In Japan, restaurants tend to specialize. A walk-up might offer only takoyaki — octopus balls. I visited a Tokyo tonkatsu restaurant in 2017 that served nothing but flawless deep-fried breaded pork cutlets, night after night; they'd honed the technique. A ramen restaurant will have spent hours of effort perfecting and maintaining its broth.
An izakaya is less specialized, though it's not "anything goes"; it's more or less a pub, with emphasis on the alcohol, relaxing after work, and sharing round after round of small plates. Fried food, especially chicken, abounds.
Bash Izakaya moved into the former Izakaya Katsu, a short-lived concept in Detroit's Woodbridge neighborhood that closed in 2019. Apparently Bash's owners Tom Myers, Benjamin Nolan, and Adrian Roman felt a Japanese restaurant without sushi was a non-starter in Detroit (and sushi is sometimes seen at Japanese izakayas, too). Thus its two menus: the "main menu," which takes an inclusive approach, with ramen, udon, and tonkatsu, as well as gyoza and croquettes and other deep-fried favorites, though no chicken, and the sushi menu, with a long list of rolls, many of them American favorites like California roll and Philadelphia roll. There's a good amount of cream cheese.
On my first visit a plurality of the dishes were decorated with maraschino cherries, but apparently they'd been used up by my second time there. One of them, the tonkatsu, served on a mesh grill, did not reach the exalted standards mentioned above, but its half-inch of pork had a good thick crust, served with shredded cabbage and plain rice. This would be a good dish for the person intimidated about trying Japanese food, somehow dragooned to Bash by friends.
The chashu ramen, a big bowl, was light on pork belly and tasted more of seaweed, with very thin, soft noodles. The cold chashu appetizer (with cherry) tasted mostly of soy sauce. Usually pork belly is one of my favorite things, so I don't know what happened to that shipment.
Of the traditional appetizers, the pork gyoza were admirably crisp without and chewy within, and eight shrimp shumai were remarkably similar to the same dish I'd just eaten in a Chinese place — tasty inside, rubbery wrapping. The best order-for-the-table appetizer was the takoyaki, a bargain at eight perfectly round pieces for $12. The outer shell is crisp, the inner batter is meltingly soft and the octopus itself is chewy. The balls (it's a shape, not a body part) are topped with generous kewpie mayo, bonito flakes and takoyaki sauce. Other batter-fried dishes, to soak up all that Sapporo, are tofu (it's not always a health food) and mashed potato/vegetable croquettes.

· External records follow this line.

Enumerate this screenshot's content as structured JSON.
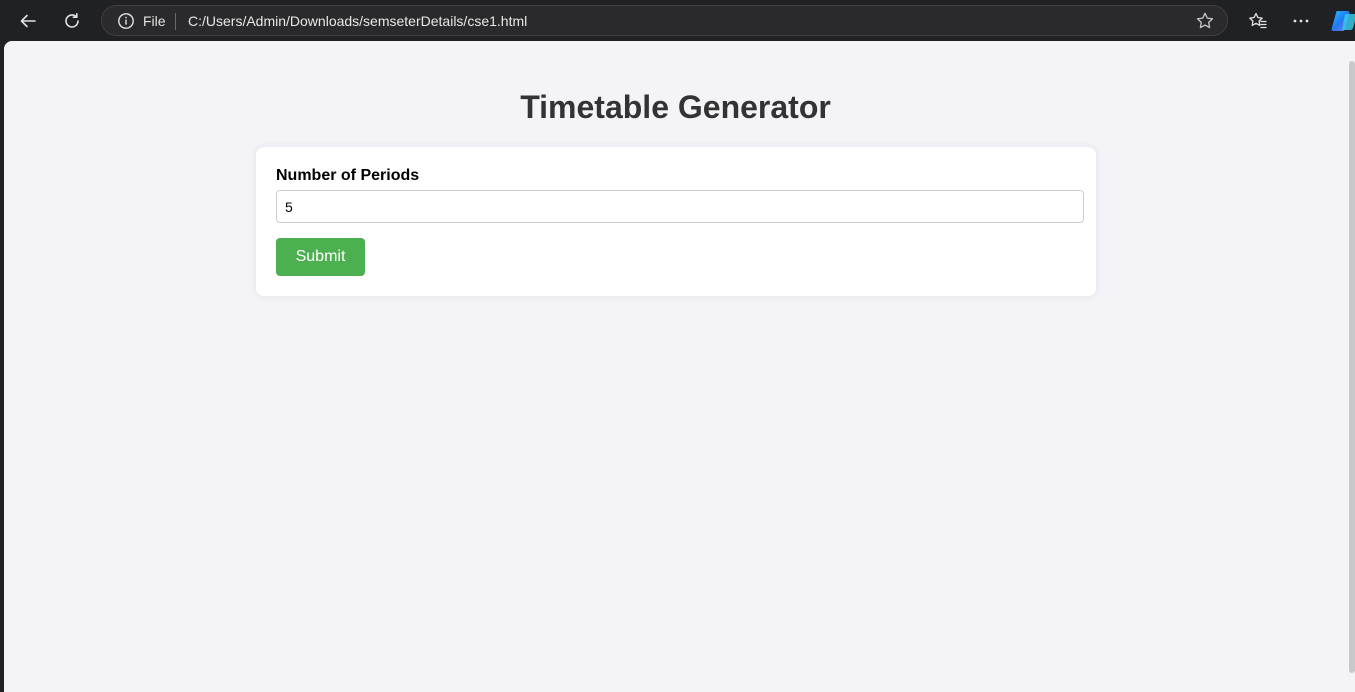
{
  "browser": {
    "address_scheme": "File",
    "url": "C:/Users/Admin/Downloads/semseterDetails/cse1.html",
    "icons": {
      "back": "back-arrow-icon",
      "reload": "reload-icon",
      "info": "info-icon",
      "favorite": "star-icon",
      "favorites": "favorites-icon",
      "more": "more-icon",
      "copilot": "copilot-icon"
    }
  },
  "page": {
    "title": "Timetable Generator",
    "form": {
      "periods_label": "Number of Periods",
      "periods_value": "5",
      "submit_label": "Submit"
    }
  },
  "colors": {
    "page_background": "#f4f4f8",
    "title_text": "#333333",
    "submit_background": "#4caf50",
    "chrome_background": "#202124"
  }
}
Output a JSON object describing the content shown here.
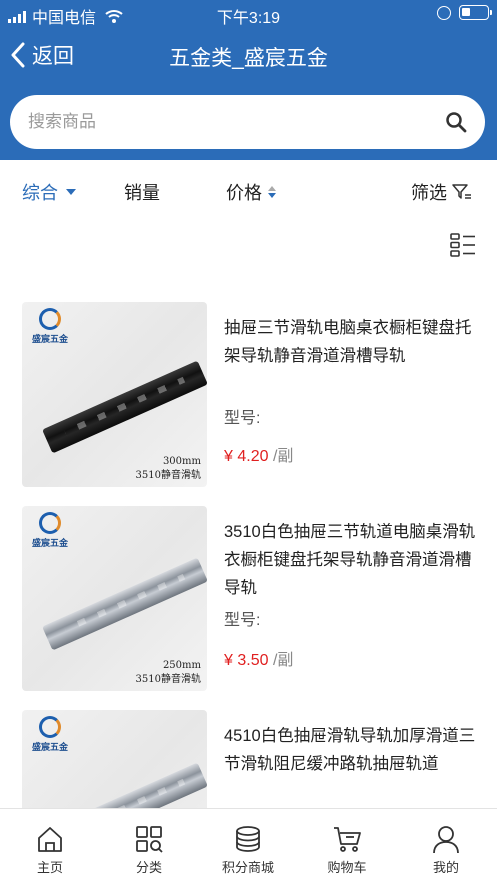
{
  "status_bar": {
    "carrier": "中国电信",
    "time": "下午3:19"
  },
  "nav": {
    "back_label": "返回",
    "title": "五金类_盛宸五金"
  },
  "search": {
    "placeholder": "搜索商品"
  },
  "sort_bar": {
    "items": [
      "综合",
      "销量",
      "价格",
      "筛选"
    ]
  },
  "products": [
    {
      "title": "抽屉三节滑轨电脑桌衣橱柜键盘托架导轨静音滑道滑槽导轨",
      "model_label": "型号:",
      "currency": "¥",
      "price": "4.20",
      "unit": "/副",
      "image_caption_1": "300mm",
      "image_caption_2": "3510静音滑轨",
      "image_brand": "盛宸五金"
    },
    {
      "title": "3510白色抽屉三节轨道电脑桌滑轨衣橱柜键盘托架导轨静音滑道滑槽导轨",
      "model_label": "型号:",
      "currency": "¥",
      "price": "3.50",
      "unit": "/副",
      "image_caption_1": "250mm",
      "image_caption_2": "3510静音滑轨",
      "image_brand": "盛宸五金"
    },
    {
      "title": "4510白色抽屉滑轨导轨加厚滑道三节滑轨阻尼缓冲路轨抽屉轨道",
      "image_brand": "盛宸五金"
    }
  ],
  "tab_bar": {
    "items": [
      {
        "label": "主页",
        "icon": "home-icon"
      },
      {
        "label": "分类",
        "icon": "category-grid-icon"
      },
      {
        "label": "积分商城",
        "icon": "coin-stack-icon"
      },
      {
        "label": "购物车",
        "icon": "cart-icon"
      },
      {
        "label": "我的",
        "icon": "user-icon"
      }
    ]
  },
  "colors": {
    "primary": "#2b6cb8",
    "price": "#e02020"
  }
}
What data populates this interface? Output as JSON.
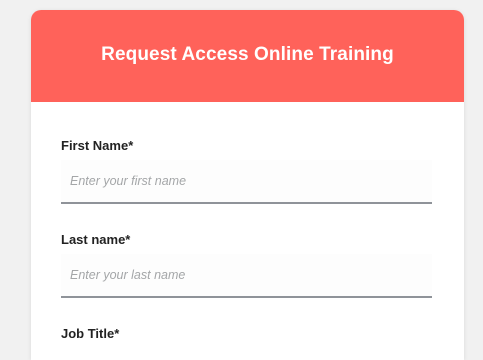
{
  "form": {
    "title": "Request Access Online Training",
    "fields": [
      {
        "label": "First Name*",
        "placeholder": "Enter your first name",
        "value": ""
      },
      {
        "label": "Last name*",
        "placeholder": "Enter your last name",
        "value": ""
      },
      {
        "label": "Job Title*"
      }
    ]
  },
  "colors": {
    "header": "#ff625a",
    "background": "#f1f1f1",
    "card": "#ffffff",
    "input_underline": "#8f9399"
  }
}
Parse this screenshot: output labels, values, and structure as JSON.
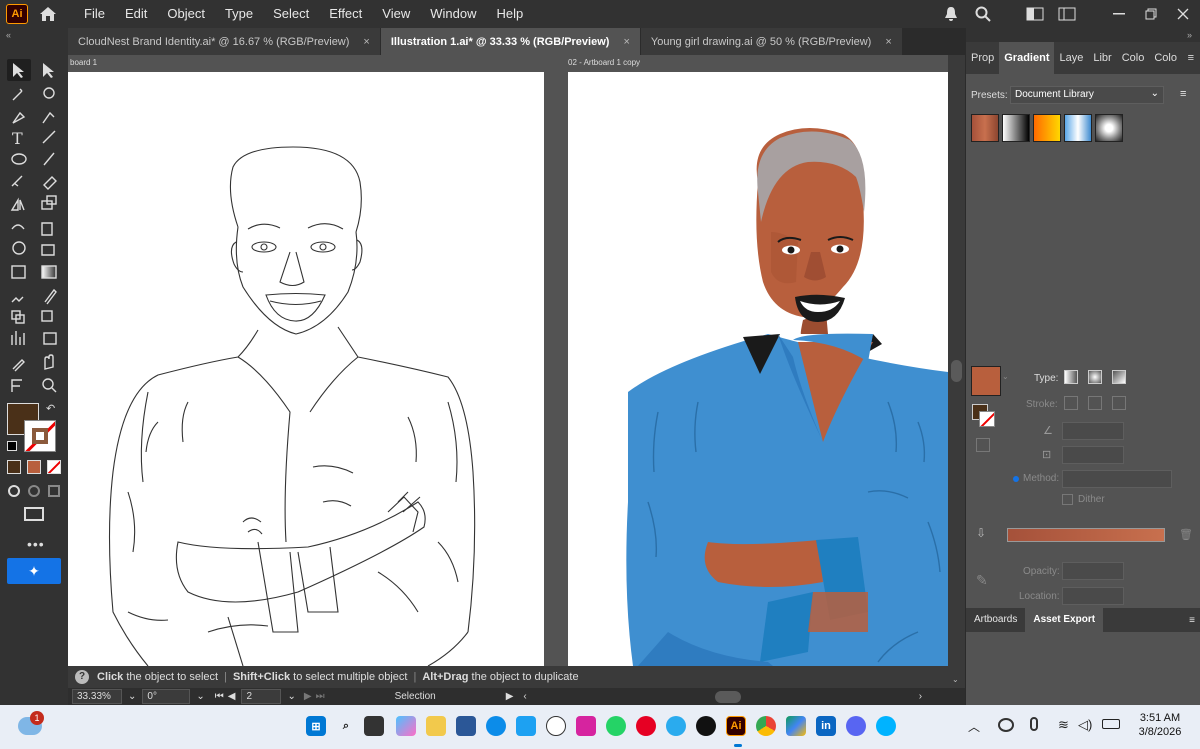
{
  "app": {
    "logo": "Ai",
    "accent": "#ff9a00"
  },
  "menu": [
    "File",
    "Edit",
    "Object",
    "Type",
    "Select",
    "Effect",
    "View",
    "Window",
    "Help"
  ],
  "tabs": [
    {
      "label": "CloudNest Brand Identity.ai* @ 16.67 % (RGB/Preview)",
      "active": false
    },
    {
      "label": "Illustration 1.ai* @ 33.33 % (RGB/Preview)",
      "active": true
    },
    {
      "label": "Young girl drawing.ai @ 50 % (RGB/Preview)",
      "active": false
    }
  ],
  "tab_close": "×",
  "artboards": [
    {
      "label": "board 1"
    },
    {
      "label": "02 - Artboard 1 copy"
    }
  ],
  "hint": {
    "part1_bold": "Click",
    "part1": " the object to select",
    "part2_bold": "Shift+Click",
    "part2": " to select multiple object",
    "part3_bold": "Alt+Drag",
    "part3": " the object to duplicate"
  },
  "status": {
    "zoom": "33.33%",
    "rotation": "0°",
    "artboard_num": "2",
    "tool": "Selection"
  },
  "panel": {
    "tabs": [
      "Prop",
      "Gradient",
      "Laye",
      "Libr",
      "Colo",
      "Colo"
    ],
    "presets_label": "Presets:",
    "presets_value": "Document Library",
    "type_label": "Type:",
    "stroke_label": "Stroke:",
    "method_label": "Method:",
    "dither_label": "Dither",
    "opacity_label": "Opacity:",
    "location_label": "Location:",
    "bottom_tabs": [
      "Artboards",
      "Asset Export"
    ]
  },
  "colors": {
    "fill": "#4a3018",
    "skin": "#b85f3d",
    "shirt": "#3f8fd0",
    "hair": "#a8a0a0",
    "gradient_start": "#a5513a",
    "gradient_end": "#c8704e"
  },
  "taskbar": {
    "time": "3:51 AM",
    "date": "3/8/2026",
    "weather_badge": "1"
  },
  "icons": [
    "home-icon",
    "bell-icon",
    "search-icon",
    "layout-icon",
    "minimize-icon",
    "restore-icon",
    "close-icon"
  ]
}
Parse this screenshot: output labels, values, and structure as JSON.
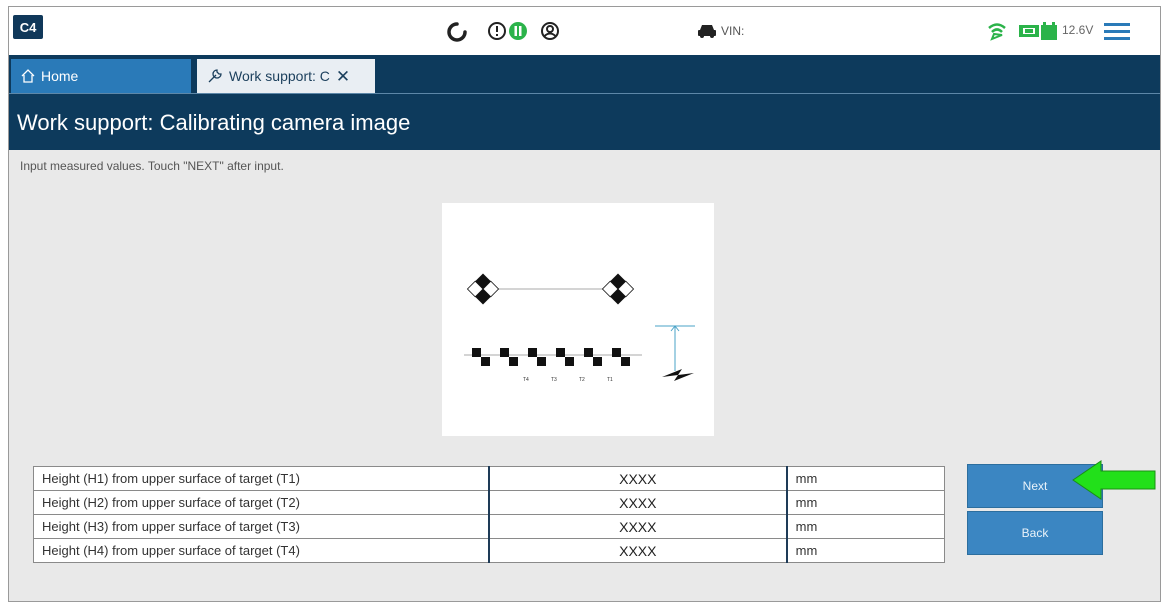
{
  "app": {
    "logo_text": "C4",
    "vin_label": "VIN:",
    "voltage": "12.6V"
  },
  "tabs": [
    {
      "label": "Home",
      "icon": "home-icon"
    },
    {
      "label": "Work support: C",
      "icon": "wrench-icon",
      "close": "✕"
    }
  ],
  "page": {
    "title": "Work support: Calibrating camera image",
    "instruction": "Input measured values. Touch \"NEXT\" after input."
  },
  "diagram": {
    "target_labels": [
      "T4",
      "T3",
      "T2",
      "T1"
    ]
  },
  "measurements": [
    {
      "label": "Height (H1) from upper surface of target (T1)",
      "value": "XXXX",
      "unit": "mm"
    },
    {
      "label": "Height (H2) from upper surface of target (T2)",
      "value": "XXXX",
      "unit": "mm"
    },
    {
      "label": "Height (H3) from upper surface of target (T3)",
      "value": "XXXX",
      "unit": "mm"
    },
    {
      "label": "Height (H4) from upper surface of target (T4)",
      "value": "XXXX",
      "unit": "mm"
    }
  ],
  "buttons": {
    "next": "Next",
    "back": "Back"
  },
  "colors": {
    "header_navy": "#0d3a5c",
    "tab_blue": "#2a7ab8",
    "button_blue": "#3b86c2",
    "status_green": "#2bb34a",
    "callout_arrow": "#22e01a"
  }
}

On the sushi side, there are plenty of sashimi and nigiri options and also everything-but-the-kitchen-sink items like the Bash Signature Roll: shrimp tempura, crab salad, avocado, cucumber, white tuna, jalapeño, spicy mayo, wasabi, eel sauce, and sweet sauce. Yes, three seafoods and four sauces. The Ruby Roll sports six seafoods and two sauces.
We went somewhat subtler with a spicy salmon roll, a spicy tuna roll and a spider roll, the latter for the crunch of the soft-shell crab and the eel sauce. It does include the misleadingly named "crab sticks" but who can tell, with all the rest that's going on? The spicy rolls are both spicy and saucy.
A friend who'd spent 14 weeks in Tokyo came with us to Bash. He was a frequenter of izakayas there when not working 60-hour weeks. (True story: In that city the late-night drinking culture is so well prepared for that you can call a cabbie who will drive you and your car home for you, the taxi driver returning to his vehicle on a motor scooter he's brought along for the purpose.) Not surprisingly, my friend found the Bash sushi not on the level of "any hole-in-the-wall sushi spot" in Tokyo, but decent for Detroit.
Dessert is five kinds of mochi (a sticky rice dumpling) filled with ice cream. I liked the green tea flavor, which was stronger than most. It's served with whipped cream... and a maraschino cherry.
Bash has an all-wood design, as in Japan, and includes a "tatami room," really a tatami area, though it doesn't include the woven straw tatami mats the Japanese revere. You take off your shoes anyway, and sit at traditional low tables, with wells below for your legs.
Bash makes it easy to sample a range of sakes, with two-ounce tastes for $2 to $6. I am not qualified to opine, but the descriptions promise herbal undertones, fruit-forward flavors, and notes of pear, melon, and vanilla (not all in the same sake). The "quick finish" on a Gekkaiken did not finish fast enough for me, I'll admit, but don't listen to me. I switched to a tart "Mandrin" cocktail that included blood orange, garnished with a grapefruit peel stamped "BASH," and was very happy. Our server said it was way popular. It's worth noting that the Bash servers are exceptionally cheerful and sweet.